As for the latter part of the argument (that liberal religion shares beliefs with fundamentalism), well, I too share many beliefs with fundamentalists. I think that the world is round, that drinking water is a good idea, that North America is a continent, and that murder is bad. Sure, these aren’t religious beliefs, but I have significant overlap with the crazies on matters of reality, of philosophy, and even morality, and this does not make it difficult for me to part ways with them where they head off into the land of the unbelievable.
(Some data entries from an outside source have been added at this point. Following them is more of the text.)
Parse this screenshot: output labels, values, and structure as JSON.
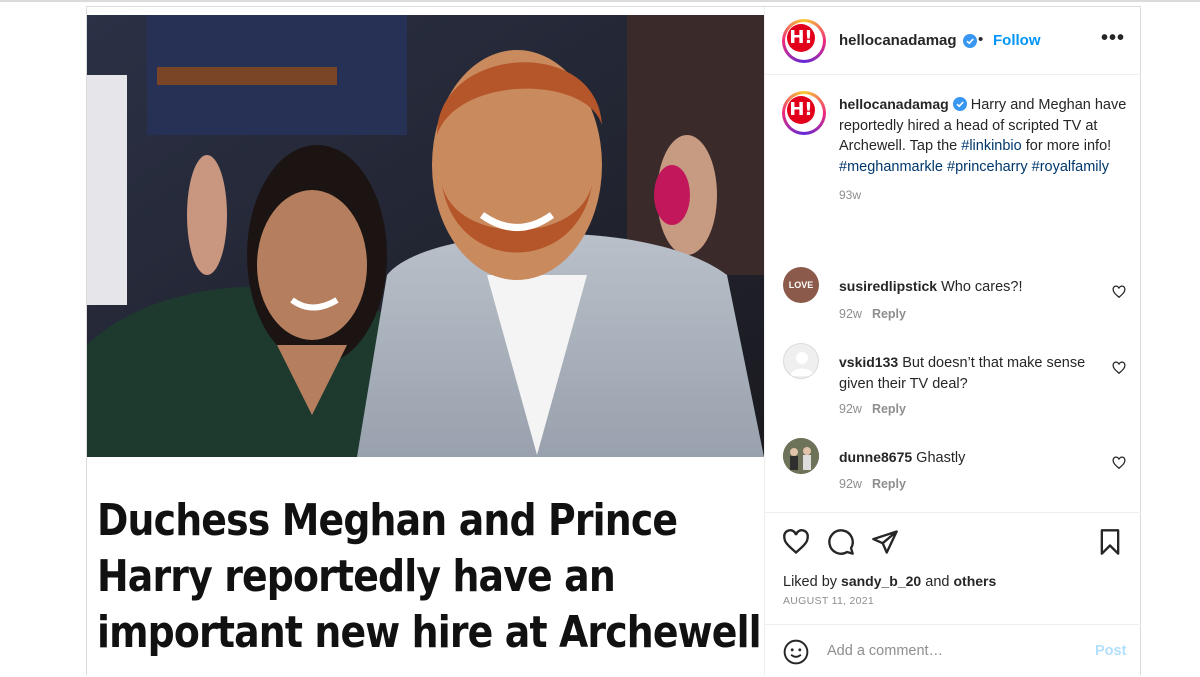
{
  "account": {
    "username": "hellocanadamag",
    "avatar_letters": "H!",
    "follow_label": "Follow",
    "separator": "•",
    "more_label": "•••"
  },
  "caption": {
    "username": "hellocanadamag",
    "text": "Harry and Meghan have reportedly hired a head of scripted TV at Archewell. Tap the",
    "tags": [
      "#linkinbio",
      "#meghanmarkle",
      "#princeharry",
      "#royalfamily"
    ],
    "tail_text": "for more info!",
    "age": "93w"
  },
  "comments": [
    {
      "username": "susiredlipstick",
      "text": "Who cares?!",
      "age": "92w",
      "reply_label": "Reply",
      "avatar_text": "LOVE"
    },
    {
      "username": "vskid133",
      "text": "But doesn’t that make sense given their TV deal?",
      "age": "92w",
      "reply_label": "Reply"
    },
    {
      "username": "dunne8675",
      "text": "Ghastly",
      "age": "92w",
      "reply_label": "Reply"
    }
  ],
  "post_image": {
    "headline_lines": [
      "Duchess Meghan and Prince",
      "Harry reportedly have an",
      "important new hire at Archewell"
    ]
  },
  "likes": {
    "prefix": "Liked by",
    "user": "sandy_b_20",
    "and": "and",
    "others": "others"
  },
  "date": "AUGUST 11, 2021",
  "add_comment": {
    "placeholder": "Add a comment…",
    "post_label": "Post"
  },
  "colors": {
    "link": "#0095f6",
    "hashtag": "#00376b",
    "brand": "#e3001b",
    "muted": "#8e8e8e"
  }
}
The fact that the mainstream believers share some beliefs with the dangerous ones is not necessarily a problem.
So while at the moment I think religion does more harm than good, I don’t think that’s a necessary truth. And, obviously, a world with no religion in it could easily be a terrible place. I think religion can be reformed so the harmful parts are removed. This is where I part ways with many New Atheists. I also think this is much more likely to succeed (especially in the short term) than getting rid of religion altogether. Asking people to reject religion wholesale is asking them to make a radical transformation in their worldview and identity. Not many people are willing to do this. On the other hand, convincing them that it’s perfectly possible to be a believer who accepts science, embraces LGBT people, and actively pursues social justice is comparatively realistic (lots of people already do it).
So why Godbuster? I suspect I’ll agree with it, because I don’t find the gods of any religion plausible. But so what? I don’t care what people think about Allah, Yahweh, Jesus, Krishna, Buddha, or any other deity. I care that all humans have equal rights, regardless of gender, sexual orientation, ethnicity, age, or geographical location. I care that we pursue policies that reduce social inequality. I care that we do everything we can to halt climate change. I care that children have the access to education that will empower them to make good, informed choices about how to live their lives. If people feel inspired to pursue these things because of their faith, that’s fine by me.
Do you disagree with this post? Good, I’m still working out my thoughts on this subject. I composed it last week, and re-reading it before posting, I find that I’m already mentally writing a counter-argument. I think I’ll add to these thoughts next time.
Posted on May 12, 2014, in Atheism, Christianity, Creationism, Fundamentalism and tagged atheism, Belief, Islam, Muslims, New Atheism, New Atheists, Religion, Richard Dawkins, Sam Harris. Bookmark the permalink. 77 Comments.